- _PROBLEM REQUIREMENTS_: Note how many lines in the material have "formater", and give only that figure.

- _RECORDS SHOWN_:
--- START ---
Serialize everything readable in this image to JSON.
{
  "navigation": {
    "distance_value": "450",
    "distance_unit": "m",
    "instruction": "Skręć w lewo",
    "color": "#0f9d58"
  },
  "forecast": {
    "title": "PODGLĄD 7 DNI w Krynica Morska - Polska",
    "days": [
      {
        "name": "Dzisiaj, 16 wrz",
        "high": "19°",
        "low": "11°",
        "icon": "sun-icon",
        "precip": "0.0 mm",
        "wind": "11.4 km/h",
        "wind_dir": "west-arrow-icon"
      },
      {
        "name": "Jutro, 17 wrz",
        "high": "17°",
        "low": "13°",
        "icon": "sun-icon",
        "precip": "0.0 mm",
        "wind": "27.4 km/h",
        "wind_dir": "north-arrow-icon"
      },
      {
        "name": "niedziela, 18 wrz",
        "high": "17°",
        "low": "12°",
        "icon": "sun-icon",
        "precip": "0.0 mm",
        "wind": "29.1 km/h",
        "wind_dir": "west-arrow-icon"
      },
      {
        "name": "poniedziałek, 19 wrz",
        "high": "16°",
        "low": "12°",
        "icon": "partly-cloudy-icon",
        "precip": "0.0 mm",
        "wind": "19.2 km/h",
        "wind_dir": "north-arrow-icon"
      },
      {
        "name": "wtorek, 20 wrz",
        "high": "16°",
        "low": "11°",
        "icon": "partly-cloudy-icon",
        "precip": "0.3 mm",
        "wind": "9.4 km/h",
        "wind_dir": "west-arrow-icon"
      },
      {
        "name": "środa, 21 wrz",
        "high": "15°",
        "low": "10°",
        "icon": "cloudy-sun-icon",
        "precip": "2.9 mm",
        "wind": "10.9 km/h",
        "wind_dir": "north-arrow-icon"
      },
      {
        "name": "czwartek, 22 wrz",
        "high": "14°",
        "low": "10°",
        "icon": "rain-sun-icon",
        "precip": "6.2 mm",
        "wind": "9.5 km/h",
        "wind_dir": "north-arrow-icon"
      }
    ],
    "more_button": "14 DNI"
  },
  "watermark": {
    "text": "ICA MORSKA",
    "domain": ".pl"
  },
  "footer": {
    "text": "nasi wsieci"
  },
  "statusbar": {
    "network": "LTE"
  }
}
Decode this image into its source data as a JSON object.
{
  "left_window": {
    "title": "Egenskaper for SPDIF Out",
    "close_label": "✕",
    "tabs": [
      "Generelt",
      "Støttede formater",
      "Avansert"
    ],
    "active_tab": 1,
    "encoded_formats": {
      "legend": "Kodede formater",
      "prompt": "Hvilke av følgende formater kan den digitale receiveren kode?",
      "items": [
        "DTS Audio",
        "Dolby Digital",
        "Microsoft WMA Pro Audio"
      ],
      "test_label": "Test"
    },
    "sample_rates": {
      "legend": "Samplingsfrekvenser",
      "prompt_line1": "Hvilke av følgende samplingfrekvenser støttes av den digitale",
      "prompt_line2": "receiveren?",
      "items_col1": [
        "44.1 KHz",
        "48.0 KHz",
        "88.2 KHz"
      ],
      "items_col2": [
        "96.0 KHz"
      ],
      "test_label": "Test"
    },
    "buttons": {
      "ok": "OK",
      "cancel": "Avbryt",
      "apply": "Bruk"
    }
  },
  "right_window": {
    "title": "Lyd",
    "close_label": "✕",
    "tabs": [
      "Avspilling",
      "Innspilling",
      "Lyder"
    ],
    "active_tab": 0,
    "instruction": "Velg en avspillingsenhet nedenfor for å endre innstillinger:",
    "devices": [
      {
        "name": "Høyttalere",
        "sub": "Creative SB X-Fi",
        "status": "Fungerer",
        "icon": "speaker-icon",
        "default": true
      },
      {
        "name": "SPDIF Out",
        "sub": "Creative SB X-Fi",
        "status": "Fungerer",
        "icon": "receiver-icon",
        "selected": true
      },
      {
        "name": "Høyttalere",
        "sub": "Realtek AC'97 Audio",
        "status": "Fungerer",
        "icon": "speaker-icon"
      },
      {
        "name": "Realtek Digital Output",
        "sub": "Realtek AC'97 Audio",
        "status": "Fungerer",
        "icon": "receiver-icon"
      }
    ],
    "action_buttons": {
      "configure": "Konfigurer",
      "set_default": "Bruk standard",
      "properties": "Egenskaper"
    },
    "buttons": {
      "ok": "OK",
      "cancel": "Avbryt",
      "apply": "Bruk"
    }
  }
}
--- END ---
- _RESPONSE AREA_: 3